[Web page and app entries]
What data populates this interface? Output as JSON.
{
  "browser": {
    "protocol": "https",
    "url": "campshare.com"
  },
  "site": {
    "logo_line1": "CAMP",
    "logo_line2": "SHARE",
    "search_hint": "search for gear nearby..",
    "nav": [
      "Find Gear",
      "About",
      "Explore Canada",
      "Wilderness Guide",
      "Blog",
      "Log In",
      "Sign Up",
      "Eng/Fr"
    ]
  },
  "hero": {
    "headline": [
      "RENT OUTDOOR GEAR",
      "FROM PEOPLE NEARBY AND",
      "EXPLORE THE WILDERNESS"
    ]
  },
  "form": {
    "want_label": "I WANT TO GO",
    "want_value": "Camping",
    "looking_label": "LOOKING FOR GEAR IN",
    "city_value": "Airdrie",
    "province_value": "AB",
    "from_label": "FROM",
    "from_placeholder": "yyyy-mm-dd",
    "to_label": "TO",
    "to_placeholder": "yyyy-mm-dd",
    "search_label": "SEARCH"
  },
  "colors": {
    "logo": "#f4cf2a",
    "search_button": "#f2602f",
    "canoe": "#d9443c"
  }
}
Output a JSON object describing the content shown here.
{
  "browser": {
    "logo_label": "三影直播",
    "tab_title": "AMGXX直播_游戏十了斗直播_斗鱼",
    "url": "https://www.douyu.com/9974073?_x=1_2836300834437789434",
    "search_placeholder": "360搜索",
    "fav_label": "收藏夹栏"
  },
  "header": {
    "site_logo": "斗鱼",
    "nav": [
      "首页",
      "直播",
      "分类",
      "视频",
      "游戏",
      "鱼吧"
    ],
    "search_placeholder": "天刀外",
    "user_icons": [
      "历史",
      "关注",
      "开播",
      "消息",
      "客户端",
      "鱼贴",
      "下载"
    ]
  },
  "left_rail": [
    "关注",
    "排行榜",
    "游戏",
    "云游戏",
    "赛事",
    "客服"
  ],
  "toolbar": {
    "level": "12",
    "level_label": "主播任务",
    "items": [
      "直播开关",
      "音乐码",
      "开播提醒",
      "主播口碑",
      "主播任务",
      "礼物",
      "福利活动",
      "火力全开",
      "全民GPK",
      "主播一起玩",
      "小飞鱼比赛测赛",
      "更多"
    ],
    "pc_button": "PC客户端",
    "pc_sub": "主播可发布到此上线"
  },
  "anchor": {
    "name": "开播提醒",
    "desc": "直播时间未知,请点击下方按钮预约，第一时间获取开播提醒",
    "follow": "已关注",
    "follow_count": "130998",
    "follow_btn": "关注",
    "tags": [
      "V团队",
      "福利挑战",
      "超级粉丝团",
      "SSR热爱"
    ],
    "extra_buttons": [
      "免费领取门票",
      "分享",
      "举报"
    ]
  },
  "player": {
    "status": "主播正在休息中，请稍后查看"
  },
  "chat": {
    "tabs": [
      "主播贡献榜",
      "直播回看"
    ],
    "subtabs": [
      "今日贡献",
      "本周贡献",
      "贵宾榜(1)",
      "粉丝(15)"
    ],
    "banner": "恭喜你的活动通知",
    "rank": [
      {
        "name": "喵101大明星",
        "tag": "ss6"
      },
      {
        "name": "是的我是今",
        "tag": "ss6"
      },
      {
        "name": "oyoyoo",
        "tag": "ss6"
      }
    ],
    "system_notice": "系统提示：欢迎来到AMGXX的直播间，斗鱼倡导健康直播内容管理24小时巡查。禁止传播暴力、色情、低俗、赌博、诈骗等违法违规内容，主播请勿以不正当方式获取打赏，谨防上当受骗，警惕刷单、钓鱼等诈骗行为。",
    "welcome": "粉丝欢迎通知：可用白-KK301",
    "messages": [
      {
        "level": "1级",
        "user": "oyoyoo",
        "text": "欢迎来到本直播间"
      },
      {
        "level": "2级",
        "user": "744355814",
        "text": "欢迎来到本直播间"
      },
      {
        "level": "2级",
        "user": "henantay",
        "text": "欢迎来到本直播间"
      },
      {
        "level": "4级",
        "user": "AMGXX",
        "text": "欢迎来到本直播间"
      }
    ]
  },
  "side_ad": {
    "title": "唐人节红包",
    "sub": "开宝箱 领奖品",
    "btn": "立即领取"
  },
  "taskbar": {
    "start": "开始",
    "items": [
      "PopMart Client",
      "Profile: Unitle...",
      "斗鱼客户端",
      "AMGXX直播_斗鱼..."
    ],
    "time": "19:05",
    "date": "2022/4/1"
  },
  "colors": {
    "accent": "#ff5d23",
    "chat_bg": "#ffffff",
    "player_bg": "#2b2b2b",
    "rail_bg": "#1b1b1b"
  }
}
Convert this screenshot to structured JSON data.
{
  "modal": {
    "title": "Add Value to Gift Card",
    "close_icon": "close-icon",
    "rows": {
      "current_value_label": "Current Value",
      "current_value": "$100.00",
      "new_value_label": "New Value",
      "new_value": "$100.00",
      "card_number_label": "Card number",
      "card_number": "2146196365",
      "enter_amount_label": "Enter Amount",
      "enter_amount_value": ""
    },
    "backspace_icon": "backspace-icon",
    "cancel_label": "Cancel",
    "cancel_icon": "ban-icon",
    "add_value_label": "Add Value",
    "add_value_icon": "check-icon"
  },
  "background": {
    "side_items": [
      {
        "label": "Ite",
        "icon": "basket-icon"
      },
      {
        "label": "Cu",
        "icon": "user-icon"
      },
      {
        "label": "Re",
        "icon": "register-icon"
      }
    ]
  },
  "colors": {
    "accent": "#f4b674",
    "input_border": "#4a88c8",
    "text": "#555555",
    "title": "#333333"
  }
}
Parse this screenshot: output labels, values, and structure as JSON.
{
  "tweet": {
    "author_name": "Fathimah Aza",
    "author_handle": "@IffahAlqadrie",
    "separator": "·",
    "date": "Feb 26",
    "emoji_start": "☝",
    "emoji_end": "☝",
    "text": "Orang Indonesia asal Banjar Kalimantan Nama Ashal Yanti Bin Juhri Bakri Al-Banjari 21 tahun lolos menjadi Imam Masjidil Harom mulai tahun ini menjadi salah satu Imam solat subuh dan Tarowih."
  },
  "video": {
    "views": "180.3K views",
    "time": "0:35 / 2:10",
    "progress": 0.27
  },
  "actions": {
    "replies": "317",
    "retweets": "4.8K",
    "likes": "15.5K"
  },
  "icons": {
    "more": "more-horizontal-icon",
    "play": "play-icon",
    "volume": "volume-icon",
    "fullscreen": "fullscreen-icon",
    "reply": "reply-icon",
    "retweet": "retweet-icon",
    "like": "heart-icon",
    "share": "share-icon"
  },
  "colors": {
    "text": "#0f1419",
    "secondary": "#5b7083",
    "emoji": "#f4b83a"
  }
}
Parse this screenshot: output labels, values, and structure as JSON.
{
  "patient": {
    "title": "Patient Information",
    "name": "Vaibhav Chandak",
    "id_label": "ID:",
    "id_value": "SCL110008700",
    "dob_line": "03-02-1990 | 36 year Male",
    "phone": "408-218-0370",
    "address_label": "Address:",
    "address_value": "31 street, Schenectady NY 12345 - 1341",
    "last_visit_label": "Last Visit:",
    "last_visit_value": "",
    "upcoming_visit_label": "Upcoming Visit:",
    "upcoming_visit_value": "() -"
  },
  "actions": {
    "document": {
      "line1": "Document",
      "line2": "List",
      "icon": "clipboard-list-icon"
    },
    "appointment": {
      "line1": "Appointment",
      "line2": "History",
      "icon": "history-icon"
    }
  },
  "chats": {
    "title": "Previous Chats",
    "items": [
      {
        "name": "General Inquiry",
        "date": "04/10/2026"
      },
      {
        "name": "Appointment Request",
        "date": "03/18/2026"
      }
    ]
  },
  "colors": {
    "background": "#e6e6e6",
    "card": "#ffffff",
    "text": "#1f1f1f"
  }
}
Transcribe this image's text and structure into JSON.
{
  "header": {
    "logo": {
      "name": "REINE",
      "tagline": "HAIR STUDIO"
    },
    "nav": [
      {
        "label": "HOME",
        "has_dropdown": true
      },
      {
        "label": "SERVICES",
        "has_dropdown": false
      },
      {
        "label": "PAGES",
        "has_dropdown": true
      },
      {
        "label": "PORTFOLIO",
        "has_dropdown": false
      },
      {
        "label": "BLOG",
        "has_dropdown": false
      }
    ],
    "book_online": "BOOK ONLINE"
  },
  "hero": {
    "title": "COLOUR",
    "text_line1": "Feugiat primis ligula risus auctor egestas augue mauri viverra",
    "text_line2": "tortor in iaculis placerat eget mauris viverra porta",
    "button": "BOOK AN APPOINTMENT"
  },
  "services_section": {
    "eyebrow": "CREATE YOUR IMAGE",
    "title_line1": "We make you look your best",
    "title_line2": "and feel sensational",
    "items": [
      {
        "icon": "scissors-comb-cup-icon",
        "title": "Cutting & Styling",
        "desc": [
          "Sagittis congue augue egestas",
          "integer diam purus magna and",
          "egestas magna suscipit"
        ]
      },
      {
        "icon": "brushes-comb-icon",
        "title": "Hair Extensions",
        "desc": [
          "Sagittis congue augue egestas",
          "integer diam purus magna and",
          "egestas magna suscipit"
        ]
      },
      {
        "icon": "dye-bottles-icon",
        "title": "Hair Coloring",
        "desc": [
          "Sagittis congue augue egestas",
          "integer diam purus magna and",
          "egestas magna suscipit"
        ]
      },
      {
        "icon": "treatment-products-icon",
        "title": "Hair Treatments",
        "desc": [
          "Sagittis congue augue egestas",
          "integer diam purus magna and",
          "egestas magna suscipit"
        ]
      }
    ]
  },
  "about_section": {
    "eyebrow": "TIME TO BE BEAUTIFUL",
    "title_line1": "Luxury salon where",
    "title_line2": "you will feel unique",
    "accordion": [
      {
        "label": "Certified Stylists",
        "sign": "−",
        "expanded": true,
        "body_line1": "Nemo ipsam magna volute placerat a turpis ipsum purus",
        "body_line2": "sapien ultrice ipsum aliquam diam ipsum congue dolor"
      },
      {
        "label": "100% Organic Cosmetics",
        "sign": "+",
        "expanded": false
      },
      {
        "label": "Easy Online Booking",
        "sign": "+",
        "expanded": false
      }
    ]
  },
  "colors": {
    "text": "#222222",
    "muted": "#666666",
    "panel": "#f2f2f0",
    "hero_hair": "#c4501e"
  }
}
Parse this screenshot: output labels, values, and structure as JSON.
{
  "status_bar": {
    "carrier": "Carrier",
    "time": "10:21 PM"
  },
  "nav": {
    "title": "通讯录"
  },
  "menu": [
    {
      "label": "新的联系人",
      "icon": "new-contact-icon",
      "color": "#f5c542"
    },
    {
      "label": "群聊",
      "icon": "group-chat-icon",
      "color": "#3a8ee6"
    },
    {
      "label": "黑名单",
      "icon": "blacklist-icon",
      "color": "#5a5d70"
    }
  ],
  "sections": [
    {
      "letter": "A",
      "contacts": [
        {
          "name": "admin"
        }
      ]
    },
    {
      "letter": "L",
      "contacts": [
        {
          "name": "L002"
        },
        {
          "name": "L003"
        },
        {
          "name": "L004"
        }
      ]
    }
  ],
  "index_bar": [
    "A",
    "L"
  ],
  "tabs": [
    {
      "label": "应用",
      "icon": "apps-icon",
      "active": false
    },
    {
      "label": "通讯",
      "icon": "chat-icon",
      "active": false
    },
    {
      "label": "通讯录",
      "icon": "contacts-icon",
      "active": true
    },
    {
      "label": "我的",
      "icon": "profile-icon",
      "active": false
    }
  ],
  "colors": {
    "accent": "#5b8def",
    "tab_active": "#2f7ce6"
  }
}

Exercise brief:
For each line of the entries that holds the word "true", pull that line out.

Reply:
        "has_dropdown": true
        "has_dropdown": true
        "expanded": true,
      "active": true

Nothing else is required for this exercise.